___ Excerpted data

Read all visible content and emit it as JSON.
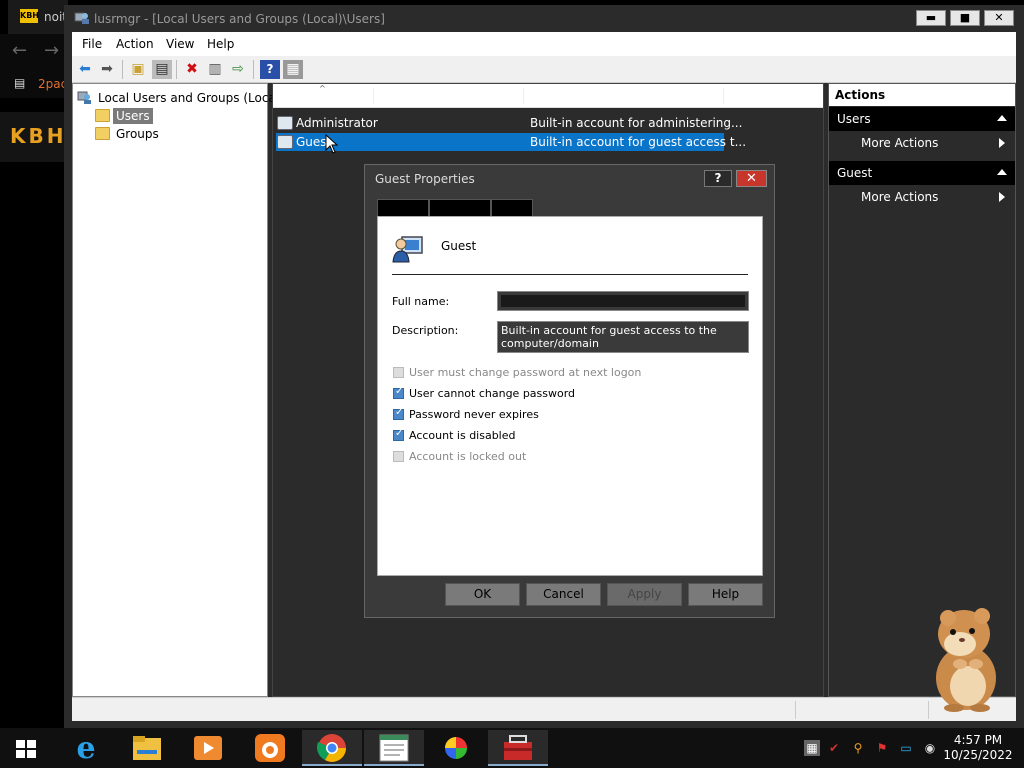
{
  "background_browser": {
    "tab_favicon": "KBH",
    "tab_title": "noit",
    "bookmark": "2pac",
    "logo": "KBH"
  },
  "window": {
    "title": "lusrmgr - [Local Users and Groups (Local)\\Users]",
    "minimize": "▬",
    "maximize": "■",
    "close": "✕"
  },
  "menubar": {
    "file": "File",
    "action": "Action",
    "view": "View",
    "help": "Help"
  },
  "toolbar": {
    "icons": [
      "back-arrow-icon",
      "forward-arrow-icon",
      "up-folder-icon",
      "show-tree-icon",
      "delete-icon",
      "properties-icon",
      "export-icon",
      "help-icon",
      "show-action-pane-icon"
    ]
  },
  "tree": {
    "root": "Local Users and Groups (Local)",
    "items": [
      {
        "label": "Users",
        "selected": true
      },
      {
        "label": "Groups",
        "selected": false
      }
    ]
  },
  "list": {
    "sort_indicator": "^",
    "rows": [
      {
        "name": "Administrator",
        "description": "Built-in account for administering...",
        "selected": false
      },
      {
        "name": "Guest",
        "description": "Built-in account for guest access t...",
        "selected": true
      }
    ]
  },
  "actions": {
    "title": "Actions",
    "sections": [
      {
        "header": "Users",
        "item": "More Actions"
      },
      {
        "header": "Guest",
        "item": "More Actions"
      }
    ]
  },
  "dialog": {
    "title": "Guest Properties",
    "help": "?",
    "close": "✕",
    "user_name": "Guest",
    "full_name_label": "Full name:",
    "full_name_value": "",
    "description_label": "Description:",
    "description_value": "Built-in account for guest access to the computer/domain",
    "checkboxes": [
      {
        "label": "User must change password at next logon",
        "checked": false,
        "disabled": true
      },
      {
        "label": "User cannot change password",
        "checked": true,
        "disabled": false
      },
      {
        "label": "Password never expires",
        "checked": true,
        "disabled": false
      },
      {
        "label": "Account is disabled",
        "checked": true,
        "disabled": false
      },
      {
        "label": "Account is locked out",
        "checked": false,
        "disabled": true
      }
    ],
    "buttons": {
      "ok": "OK",
      "cancel": "Cancel",
      "apply": "Apply",
      "help": "Help"
    }
  },
  "taskbar": {
    "apps": [
      "internet-explorer-icon",
      "file-explorer-icon",
      "media-player-icon",
      "uc-browser-icon",
      "chrome-icon",
      "notepad-icon",
      "colorful-app-icon",
      "toolbox-app-icon"
    ],
    "clock_time": "4:57 PM",
    "clock_date": "10/25/2022"
  },
  "colors": {
    "selection": "#0a74c9",
    "dark_bg": "#2b2b2b",
    "close_red": "#c8352b"
  }
}
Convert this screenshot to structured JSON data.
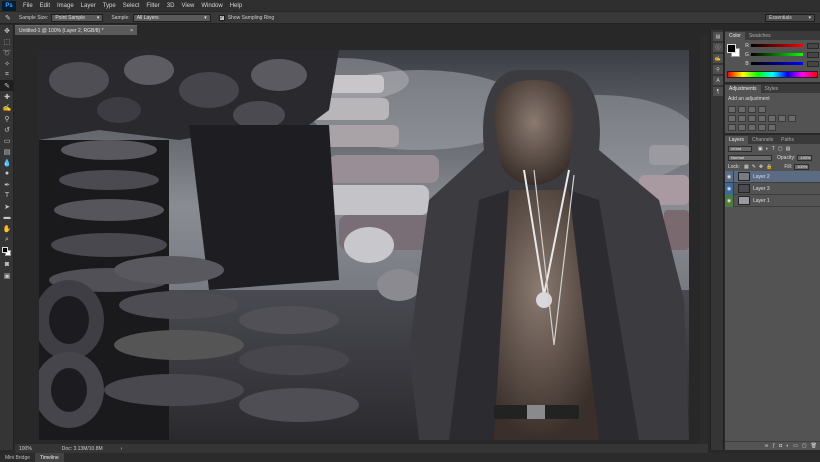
{
  "menubar": {
    "logo": "Ps",
    "items": [
      "File",
      "Edit",
      "Image",
      "Layer",
      "Type",
      "Select",
      "Filter",
      "3D",
      "View",
      "Window",
      "Help"
    ]
  },
  "options": {
    "sample_size_label": "Sample Size:",
    "sample_size_value": "Point Sample",
    "sample_label": "Sample:",
    "sample_value": "All Layers",
    "show_ring_label": "Show Sampling Ring",
    "workspace_value": "Essentials"
  },
  "document": {
    "tab_title": "Untitled-1 @ 100% (Layer 2, RGB/8) *"
  },
  "status": {
    "zoom": "100%",
    "doc_info": "Doc: 3.13M/10.8M"
  },
  "bottom_tabs": [
    "Mini Bridge",
    "Timeline"
  ],
  "color_panel": {
    "tabs": [
      "Color",
      "Swatches"
    ],
    "channels": [
      "R",
      "G",
      "B"
    ]
  },
  "adjustments_panel": {
    "tabs": [
      "Adjustments",
      "Styles"
    ],
    "title": "Add an adjustment"
  },
  "layers_panel": {
    "tabs": [
      "Layers",
      "Channels",
      "Paths"
    ],
    "filter_kind": "Kind",
    "blend_mode": "Normal",
    "opacity_label": "Opacity:",
    "opacity_value": "100%",
    "lock_label": "Lock:",
    "fill_label": "Fill:",
    "fill_value": "100%",
    "layers": [
      {
        "name": "Layer 2"
      },
      {
        "name": "Layer 3"
      },
      {
        "name": "Layer 1"
      }
    ]
  },
  "colors": {
    "accent": "#31a8ff",
    "selected_layer": "#5b6b83"
  }
}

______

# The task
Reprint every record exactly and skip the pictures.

# Task answer
Read all visible content and emit it as JSON.
{
  "background_browser": {
    "tab_favicon": "KBH",
    "tab_title": "noit",
    "bookmark": "2pac",
    "logo": "KBH"
  },
  "window": {
    "title": "lusrmgr - [Local Users and Groups (Local)\\Users]",
    "minimize": "▬",
    "maximize": "■",
    "close": "✕"
  },
  "menubar": {
    "file": "File",
    "action": "Action",
    "view": "View",
    "help": "Help"
  },
  "toolbar": {
    "icons": [
      "back-arrow-icon",
      "forward-arrow-icon",
      "up-folder-icon",
      "show-tree-icon",
      "delete-icon",
      "properties-icon",
      "export-icon",
      "help-icon",
      "show-action-pane-icon"
    ]
  },
  "tree": {
    "root": "Local Users and Groups (Local)",
    "items": [
      {
        "label": "Users",
        "selected": true
      },
      {
        "label": "Groups",
        "selected": false
      }
    ]
  },
  "list": {
    "sort_indicator": "^",
    "rows": [
      {
        "name": "Administrator",
        "description": "Built-in account for administering...",
        "selected": false
      },
      {
        "name": "Guest",
        "description": "Built-in account for guest access t...",
        "selected": true
      }
    ]
  },
  "actions": {
    "title": "Actions",
    "sections": [
      {
        "header": "Users",
        "item": "More Actions"
      },
      {
        "header": "Guest",
        "item": "More Actions"
      }
    ]
  },
  "dialog": {
    "title": "Guest Properties",
    "help": "?",
    "close": "✕",
    "user_name": "Guest",
    "full_name_label": "Full name:",
    "full_name_value": "",
    "description_label": "Description:",
    "description_value": "Built-in account for guest access to the computer/domain",
    "checkboxes": [
      {
        "label": "User must change password at next logon",
        "checked": false,
        "disabled": true
      },
      {
        "label": "User cannot change password",
        "checked": true,
        "disabled": false
      },
      {
        "label": "Password never expires",
        "checked": true,
        "disabled": false
      },
      {
        "label": "Account is disabled",
        "checked": true,
        "disabled": false
      },
      {
        "label": "Account is locked out",
        "checked": false,
        "disabled": true
      }
    ],
    "buttons": {
      "ok": "OK",
      "cancel": "Cancel",
      "apply": "Apply",
      "help": "Help"
    }
  },
  "taskbar": {
    "apps": [
      "internet-explorer-icon",
      "file-explorer-icon",
      "media-player-icon",
      "uc-browser-icon",
      "chrome-icon",
      "notepad-icon",
      "colorful-app-icon",
      "toolbox-app-icon"
    ],
    "clock_time": "4:57 PM",
    "clock_date": "10/25/2022"
  },
  "colors": {
    "selection": "#0a74c9",
    "dark_bg": "#2b2b2b",
    "close_red": "#c8352b"
  }
}
Convert this screenshot to structured JSON data.
{
  "menubar": {
    "logo": "Ps",
    "items": [
      "File",
      "Edit",
      "Image",
      "Layer",
      "Type",
      "Select",
      "Filter",
      "3D",
      "View",
      "Window",
      "Help"
    ]
  },
  "options": {
    "sample_size_label": "Sample Size:",
    "sample_size_value": "Point Sample",
    "sample_label": "Sample:",
    "sample_value": "All Layers",
    "show_ring_label": "Show Sampling Ring",
    "workspace_value": "Essentials"
  },
  "document": {
    "tab_title": "Untitled-1 @ 100% (Layer 2, RGB/8) *"
  },
  "status": {
    "zoom": "100%",
    "doc_info": "Doc: 3.13M/10.8M"
  },
  "bottom_tabs": [
    "Mini Bridge",
    "Timeline"
  ],
  "color_panel": {
    "tabs": [
      "Color",
      "Swatches"
    ],
    "channels": [
      "R",
      "G",
      "B"
    ]
  },
  "adjustments_panel": {
    "tabs": [
      "Adjustments",
      "Styles"
    ],
    "title": "Add an adjustment"
  },
  "layers_panel": {
    "tabs": [
      "Layers",
      "Channels",
      "Paths"
    ],
    "filter_kind": "Kind",
    "blend_mode": "Normal",
    "opacity_label": "Opacity:",
    "opacity_value": "100%",
    "lock_label": "Lock:",
    "fill_label": "Fill:",
    "fill_value": "100%",
    "layers": [
      {
        "name": "Layer 2"
      },
      {
        "name": "Layer 3"
      },
      {
        "name": "Layer 1"
      }
    ]
  },
  "colors": {
    "accent": "#31a8ff",
    "selected_layer": "#5b6b83"
  }
}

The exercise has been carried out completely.